*** Provided records ***

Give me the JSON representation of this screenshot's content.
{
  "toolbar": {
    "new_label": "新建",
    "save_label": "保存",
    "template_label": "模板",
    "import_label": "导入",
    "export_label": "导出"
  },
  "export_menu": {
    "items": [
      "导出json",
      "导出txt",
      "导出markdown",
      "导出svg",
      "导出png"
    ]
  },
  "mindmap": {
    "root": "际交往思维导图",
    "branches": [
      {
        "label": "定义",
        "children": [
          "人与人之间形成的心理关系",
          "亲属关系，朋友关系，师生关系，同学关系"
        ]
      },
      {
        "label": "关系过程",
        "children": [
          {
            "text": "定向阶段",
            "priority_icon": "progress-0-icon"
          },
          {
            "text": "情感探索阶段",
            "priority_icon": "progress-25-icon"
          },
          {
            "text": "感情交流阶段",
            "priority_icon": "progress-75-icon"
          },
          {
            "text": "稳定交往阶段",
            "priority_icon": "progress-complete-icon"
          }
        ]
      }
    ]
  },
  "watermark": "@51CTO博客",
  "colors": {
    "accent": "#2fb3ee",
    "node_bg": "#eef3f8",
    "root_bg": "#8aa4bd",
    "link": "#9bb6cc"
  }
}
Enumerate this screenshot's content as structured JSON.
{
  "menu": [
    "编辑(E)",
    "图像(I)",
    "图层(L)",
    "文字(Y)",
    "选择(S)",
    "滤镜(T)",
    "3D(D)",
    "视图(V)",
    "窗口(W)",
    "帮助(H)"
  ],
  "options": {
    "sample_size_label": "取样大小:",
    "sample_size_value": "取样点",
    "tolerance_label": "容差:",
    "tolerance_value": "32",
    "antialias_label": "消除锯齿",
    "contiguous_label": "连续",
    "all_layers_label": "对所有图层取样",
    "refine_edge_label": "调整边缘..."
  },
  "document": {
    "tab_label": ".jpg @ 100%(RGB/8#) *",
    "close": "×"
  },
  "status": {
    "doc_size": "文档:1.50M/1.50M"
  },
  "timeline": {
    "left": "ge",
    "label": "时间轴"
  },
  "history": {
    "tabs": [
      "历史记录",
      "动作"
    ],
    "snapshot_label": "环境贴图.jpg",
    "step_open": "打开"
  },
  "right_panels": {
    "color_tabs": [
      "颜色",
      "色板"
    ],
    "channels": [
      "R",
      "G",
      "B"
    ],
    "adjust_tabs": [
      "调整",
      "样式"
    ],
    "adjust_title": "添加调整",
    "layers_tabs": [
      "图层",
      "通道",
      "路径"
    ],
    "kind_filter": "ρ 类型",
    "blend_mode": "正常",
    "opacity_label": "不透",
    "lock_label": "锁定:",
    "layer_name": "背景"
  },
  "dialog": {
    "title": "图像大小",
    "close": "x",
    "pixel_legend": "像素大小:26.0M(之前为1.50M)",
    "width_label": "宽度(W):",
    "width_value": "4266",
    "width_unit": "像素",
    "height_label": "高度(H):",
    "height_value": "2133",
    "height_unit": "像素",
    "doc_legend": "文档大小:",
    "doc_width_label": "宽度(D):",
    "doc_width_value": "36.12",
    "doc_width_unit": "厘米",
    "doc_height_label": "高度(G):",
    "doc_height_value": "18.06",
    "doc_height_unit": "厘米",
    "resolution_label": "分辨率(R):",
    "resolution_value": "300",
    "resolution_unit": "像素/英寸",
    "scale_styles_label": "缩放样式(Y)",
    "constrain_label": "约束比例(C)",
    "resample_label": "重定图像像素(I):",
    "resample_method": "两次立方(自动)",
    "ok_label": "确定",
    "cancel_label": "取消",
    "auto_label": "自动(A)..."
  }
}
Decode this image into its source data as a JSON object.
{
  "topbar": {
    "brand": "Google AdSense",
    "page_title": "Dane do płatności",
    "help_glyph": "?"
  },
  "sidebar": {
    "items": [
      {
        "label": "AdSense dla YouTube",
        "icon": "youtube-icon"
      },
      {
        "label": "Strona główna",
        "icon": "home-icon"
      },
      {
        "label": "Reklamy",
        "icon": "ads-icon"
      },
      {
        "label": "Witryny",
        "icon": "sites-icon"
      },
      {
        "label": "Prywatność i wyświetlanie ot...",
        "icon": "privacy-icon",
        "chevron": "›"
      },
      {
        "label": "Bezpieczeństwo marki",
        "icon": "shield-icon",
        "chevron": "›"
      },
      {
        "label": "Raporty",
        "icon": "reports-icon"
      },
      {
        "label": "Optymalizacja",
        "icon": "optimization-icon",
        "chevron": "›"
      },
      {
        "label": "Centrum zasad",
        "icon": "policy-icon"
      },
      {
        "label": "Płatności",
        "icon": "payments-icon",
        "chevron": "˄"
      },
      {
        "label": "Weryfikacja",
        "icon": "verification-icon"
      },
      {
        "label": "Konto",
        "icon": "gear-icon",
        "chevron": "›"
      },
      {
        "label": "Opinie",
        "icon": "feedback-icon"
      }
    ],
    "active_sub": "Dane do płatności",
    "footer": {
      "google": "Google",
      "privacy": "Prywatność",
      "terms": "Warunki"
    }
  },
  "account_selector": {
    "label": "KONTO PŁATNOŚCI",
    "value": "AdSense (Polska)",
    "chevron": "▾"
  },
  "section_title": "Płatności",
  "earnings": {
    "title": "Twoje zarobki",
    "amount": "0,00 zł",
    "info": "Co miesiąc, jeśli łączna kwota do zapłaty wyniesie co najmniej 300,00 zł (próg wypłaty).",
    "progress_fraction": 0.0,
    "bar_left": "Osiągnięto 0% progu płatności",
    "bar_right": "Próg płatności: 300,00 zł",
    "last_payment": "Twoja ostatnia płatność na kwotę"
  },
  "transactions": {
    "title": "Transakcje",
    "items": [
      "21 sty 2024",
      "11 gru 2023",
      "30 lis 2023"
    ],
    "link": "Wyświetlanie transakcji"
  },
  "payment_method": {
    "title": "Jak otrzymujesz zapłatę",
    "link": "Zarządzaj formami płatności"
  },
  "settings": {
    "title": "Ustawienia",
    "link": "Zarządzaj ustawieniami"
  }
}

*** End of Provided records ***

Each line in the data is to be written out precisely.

Give me the JSON representation of this screenshot's content.
{
  "toolbar": {
    "new_label": "新建",
    "save_label": "保存",
    "template_label": "模板",
    "import_label": "导入",
    "export_label": "导出"
  },
  "export_menu": {
    "items": [
      "导出json",
      "导出txt",
      "导出markdown",
      "导出svg",
      "导出png"
    ]
  },
  "mindmap": {
    "root": "际交往思维导图",
    "branches": [
      {
        "label": "定义",
        "children": [
          "人与人之间形成的心理关系",
          "亲属关系，朋友关系，师生关系，同学关系"
        ]
      },
      {
        "label": "关系过程",
        "children": [
          {
            "text": "定向阶段",
            "priority_icon": "progress-0-icon"
          },
          {
            "text": "情感探索阶段",
            "priority_icon": "progress-25-icon"
          },
          {
            "text": "感情交流阶段",
            "priority_icon": "progress-75-icon"
          },
          {
            "text": "稳定交往阶段",
            "priority_icon": "progress-complete-icon"
          }
        ]
      }
    ]
  },
  "watermark": "@51CTO博客",
  "colors": {
    "accent": "#2fb3ee",
    "node_bg": "#eef3f8",
    "root_bg": "#8aa4bd",
    "link": "#9bb6cc"
  }
}
Enumerate this screenshot's content as structured JSON.
{
  "menu": [
    "编辑(E)",
    "图像(I)",
    "图层(L)",
    "文字(Y)",
    "选择(S)",
    "滤镜(T)",
    "3D(D)",
    "视图(V)",
    "窗口(W)",
    "帮助(H)"
  ],
  "options": {
    "sample_size_label": "取样大小:",
    "sample_size_value": "取样点",
    "tolerance_label": "容差:",
    "tolerance_value": "32",
    "antialias_label": "消除锯齿",
    "contiguous_label": "连续",
    "all_layers_label": "对所有图层取样",
    "refine_edge_label": "调整边缘..."
  },
  "document": {
    "tab_label": ".jpg @ 100%(RGB/8#) *",
    "close": "×"
  },
  "status": {
    "doc_size": "文档:1.50M/1.50M"
  },
  "timeline": {
    "left": "ge",
    "label": "时间轴"
  },
  "history": {
    "tabs": [
      "历史记录",
      "动作"
    ],
    "snapshot_label": "环境贴图.jpg",
    "step_open": "打开"
  },
  "right_panels": {
    "color_tabs": [
      "颜色",
      "色板"
    ],
    "channels": [
      "R",
      "G",
      "B"
    ],
    "adjust_tabs": [
      "调整",
      "样式"
    ],
    "adjust_title": "添加调整",
    "layers_tabs": [
      "图层",
      "通道",
      "路径"
    ],
    "kind_filter": "ρ 类型",
    "blend_mode": "正常",
    "opacity_label": "不透",
    "lock_label": "锁定:",
    "layer_name": "背景"
  },
  "dialog": {
    "title": "图像大小",
    "close": "x",
    "pixel_legend": "像素大小:26.0M(之前为1.50M)",
    "width_label": "宽度(W):",
    "width_value": "4266",
    "width_unit": "像素",
    "height_label": "高度(H):",
    "height_value": "2133",
    "height_unit": "像素",
    "doc_legend": "文档大小:",
    "doc_width_label": "宽度(D):",
    "doc_width_value": "36.12",
    "doc_width_unit": "厘米",
    "doc_height_label": "高度(G):",
    "doc_height_value": "18.06",
    "doc_height_unit": "厘米",
    "resolution_label": "分辨率(R):",
    "resolution_value": "300",
    "resolution_unit": "像素/英寸",
    "scale_styles_label": "缩放样式(Y)",
    "constrain_label": "约束比例(C)",
    "resample_label": "重定图像像素(I):",
    "resample_method": "两次立方(自动)",
    "ok_label": "确定",
    "cancel_label": "取消",
    "auto_label": "自动(A)..."
  }
}
Decode this image into its source data as a JSON object.
{
  "topbar": {
    "brand": "Google AdSense",
    "page_title": "Dane do płatności",
    "help_glyph": "?"
  },
  "sidebar": {
    "items": [
      {
        "label": "AdSense dla YouTube",
        "icon": "youtube-icon"
      },
      {
        "label": "Strona główna",
        "icon": "home-icon"
      },
      {
        "label": "Reklamy",
        "icon": "ads-icon"
      },
      {
        "label": "Witryny",
        "icon": "sites-icon"
      },
      {
        "label": "Prywatność i wyświetlanie ot...",
        "icon": "privacy-icon",
        "chevron": "›"
      },
      {
        "label": "Bezpieczeństwo marki",
        "icon": "shield-icon",
        "chevron": "›"
      },
      {
        "label": "Raporty",
        "icon": "reports-icon"
      },
      {
        "label": "Optymalizacja",
        "icon": "optimization-icon",
        "chevron": "›"
      },
      {
        "label": "Centrum zasad",
        "icon": "policy-icon"
      },
      {
        "label": "Płatności",
        "icon": "payments-icon",
        "chevron": "˄"
      },
      {
        "label": "Weryfikacja",
        "icon": "verification-icon"
      },
      {
        "label": "Konto",
        "icon": "gear-icon",
        "chevron": "›"
      },
      {
        "label": "Opinie",
        "icon": "feedback-icon"
      }
    ],
    "active_sub": "Dane do płatności",
    "footer": {
      "google": "Google",
      "privacy": "Prywatność",
      "terms": "Warunki"
    }
  },
  "account_selector": {
    "label": "KONTO PŁATNOŚCI",
    "value": "AdSense (Polska)",
    "chevron": "▾"
  },
  "section_title": "Płatności",
  "earnings": {
    "title": "Twoje zarobki",
    "amount": "0,00 zł",
    "info": "Co miesiąc, jeśli łączna kwota do zapłaty wyniesie co najmniej 300,00 zł (próg wypłaty).",
    "progress_fraction": 0.0,
    "bar_left": "Osiągnięto 0% progu płatności",
    "bar_right": "Próg płatności: 300,00 zł",
    "last_payment": "Twoja ostatnia płatność na kwotę"
  },
  "transactions": {
    "title": "Transakcje",
    "items": [
      "21 sty 2024",
      "11 gru 2023",
      "30 lis 2023"
    ],
    "link": "Wyświetlanie transakcji"
  },
  "payment_method": {
    "title": "Jak otrzymujesz zapłatę",
    "link": "Zarządzaj formami płatności"
  },
  "settings": {
    "title": "Ustawienia",
    "link": "Zarządzaj ustawieniami"
  }
}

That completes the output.